From some of our earliest literature, a style of writing has come forth that has been used throughout history, known as the tragedy. From these classical and definitive texts, including Oedipus Rex, Hamlet, and Romeo and Juliet, the literati of our society have selected certain characteristics, which we use to form a working definition of tragedy. This definition, which explains that a tragedy must include social or moral elevation of the tragic hero, a basic character flaw within this hero, and recognition by the hero of his or her failure, can be used to prove that both Tess of the D’Urbervilles and the Mayor of Casterbridge, are indeed tragic novels.

The first of these characteristics, social or moral elevation of the tragic hero, is present in both of these novels. In Tess of the D’Urbervilles, it is Tess herself who is elevated above her peers, by her angelic looks and seemingly impeccable moral standards. By all outward appearances she is an upstanding young woman, worthy of praise. In addition, the newfound connection between the lowly farming Durbeyviles and the noble family of the D’Urbervilles, brings forth the further elevation of Tess, as she begins to realize the importance of her family name. In the Mayor of Casterbridge, Michael Henchard is elevated in much the same way. A lowly hay-trusser at the beginning of the novel, Henchard works his way up to his ultimate goal, the position of Mayor in the town of Casterbridge. Henchard’s elevation is different than that of Tess, however, for Michael works his way towards this goal, whereas Tess does nothing to earn the noble title that is bestowed upon her family. Still, despite the difference in the means by which they are elevated, both novels meet this requirement, by elevating the hero and heroine to a level higher than the common citizen.

The next characteristic, a basic character flaw, is more obvious for Michael Henchard than it is for Tess. In the Mayor of Casterbridge, Henchard’s greatest mistake is made in the first few pages of the novel, when he becomes intoxicated, and sells his wife to the highest bidder. This mistake gives the reader an idea of Henchard’s greatest weakness: alcohol. Still, he overcomes this weakness, and builds an impressive life out of the shattered soul that stumbled into a fair outside of town. It appears that all will be well for him, until his wife returns with his young daughter. From this point on, the Mayor’s small transgressions and mistakes all lead to the pivotal moment when his past is disclosed to his townspeople. His vice then, a weakness for strong drink, is ultimately his downfall. In Tess of the D’Urbervilles, Tess also possesses a basic flaw in her character, which will eventually lead to her downfall. To begin with, the ignorance of young Tess, coupled with a desire to help her family, lead Tess into a situation she cannot control. At this point, she has become the fallen woman, no longer known as a pure young lady to the members of her town. Tess, like Michael, reshapes the mess that she made of her life in her youth. And Tess, like Michael will fall from this new height she has reached. Her marriage to Angel Claire seems to be her ultimate achievement, like the Mayoral appointment of Michael Henchard, but it too is not meant to last. Again, a desire to help her family, this time coupled with her intuitive pride, lead Tess into a situation that she cannot, or does not, control. Given the chance at a new relationship with her estranged husband, Angel, Tess commits the ultimate crime, and is ultimately punished. This is her downfall.

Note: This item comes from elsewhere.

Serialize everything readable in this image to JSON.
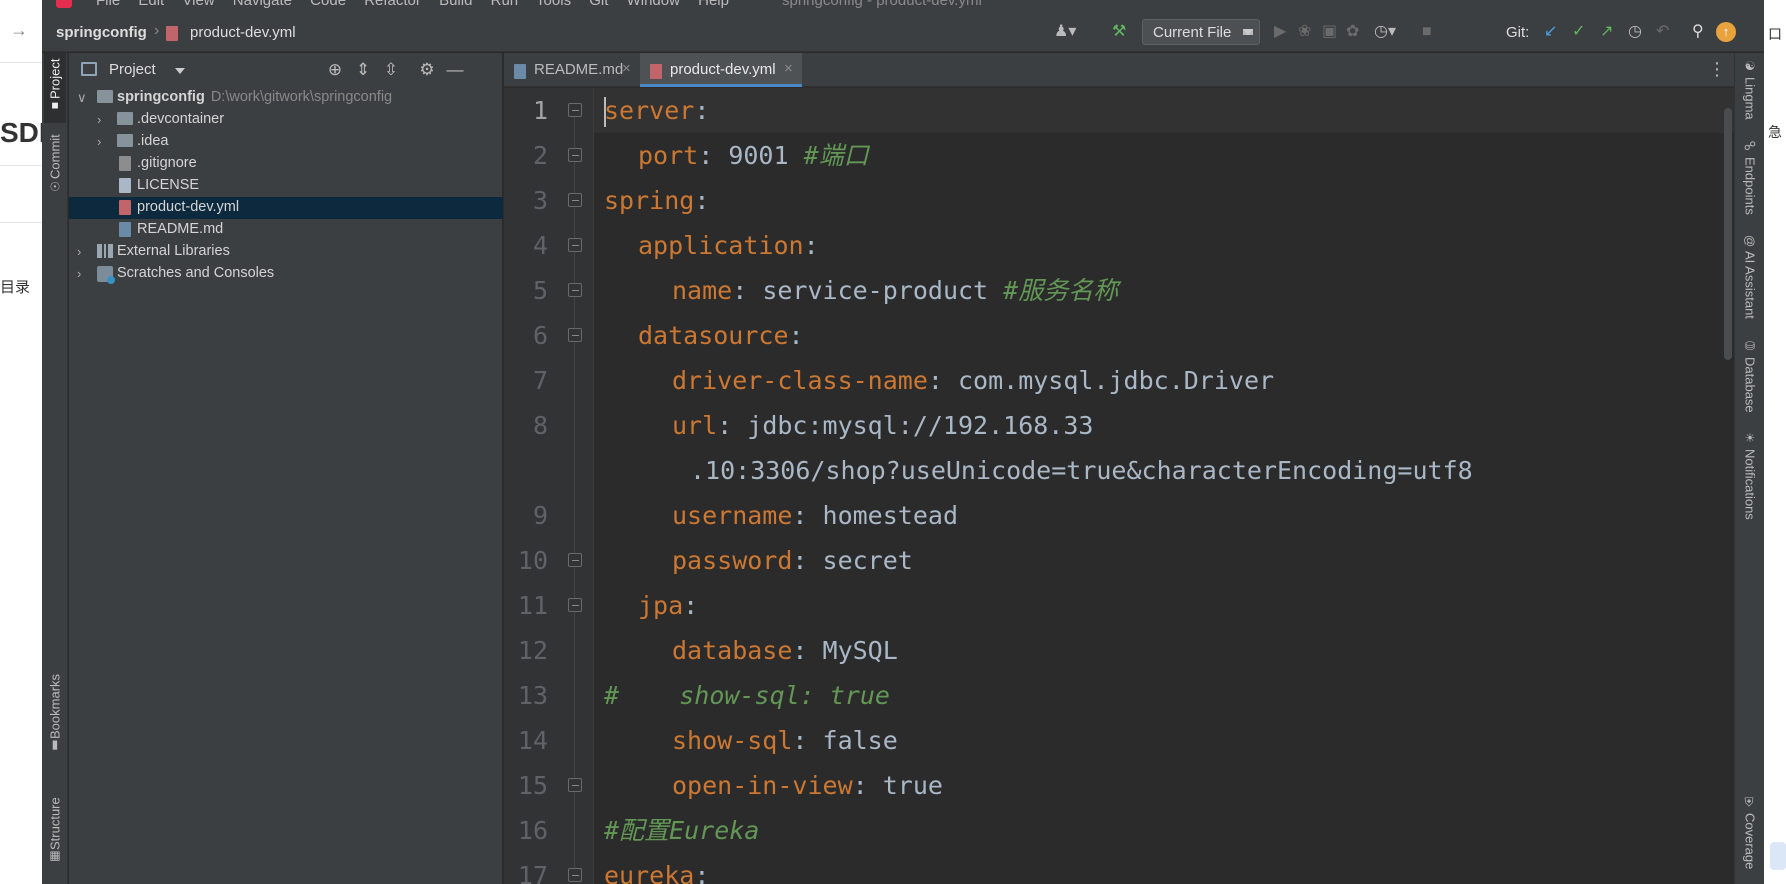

The final characteristic, recognition of failure, is present in each novel in different ways. In Tess, she is a fugitive, collapsed on her temporary bed of stone at Stonehenge, when she realizes that she cannot escape her destiny. When the authorities come, she goes silently; she does not fight. She has recognized the mistake she made in murdering Alec D’Urberville, whatever his crimes against her may have been. She knows she cannot be forgiven, and she foresees her execution. Hardy reminds the reader of Tess’s nobility at the end, only making her death more tragic. The loneliness of her death, and the way her life affected those around her serves to bring forth feelings of sympathy in the reader at her execution. In the case of Michael Henchard, however, it is not until after his death that his recognition of his own failures becomes apparent. In the letter that is given to Elizabeth Jane, Michael is forgiven of his sins, and becomes a true tragic hero by inspiring feelings of pity and sympathy in the reader. It is not until this letter is read, though, that the reader is sure that Michael has realized his mistakes. In addition, the image of the starved, withered, goldfinch, a gift given in love, compared to that of the starved, withered, Michael Henchard, evokes a sympathy for Henchard. Though it cannot be argued that many of his problems were direct results of his mistakes, the reader is forced to feel that somehow he has been a victim of fate, that things could never have worked out for this poor man, no matter what his decisions.

These three characteristics, the elevation of the tragic hero, a basic character flaw, and the hero’s recognition of his or her own failures are what make Tess of the D’Urbervilles and The Mayor of Casterbridge modern tragedies. Though the interpretation of these basic characteristics has changed with the times, these tragedies evoke the same feelings of sympathy, fear, and pity in the reader, bridging a gap between the times of the great philosophers, and a world struggling with revolutions of all kinds.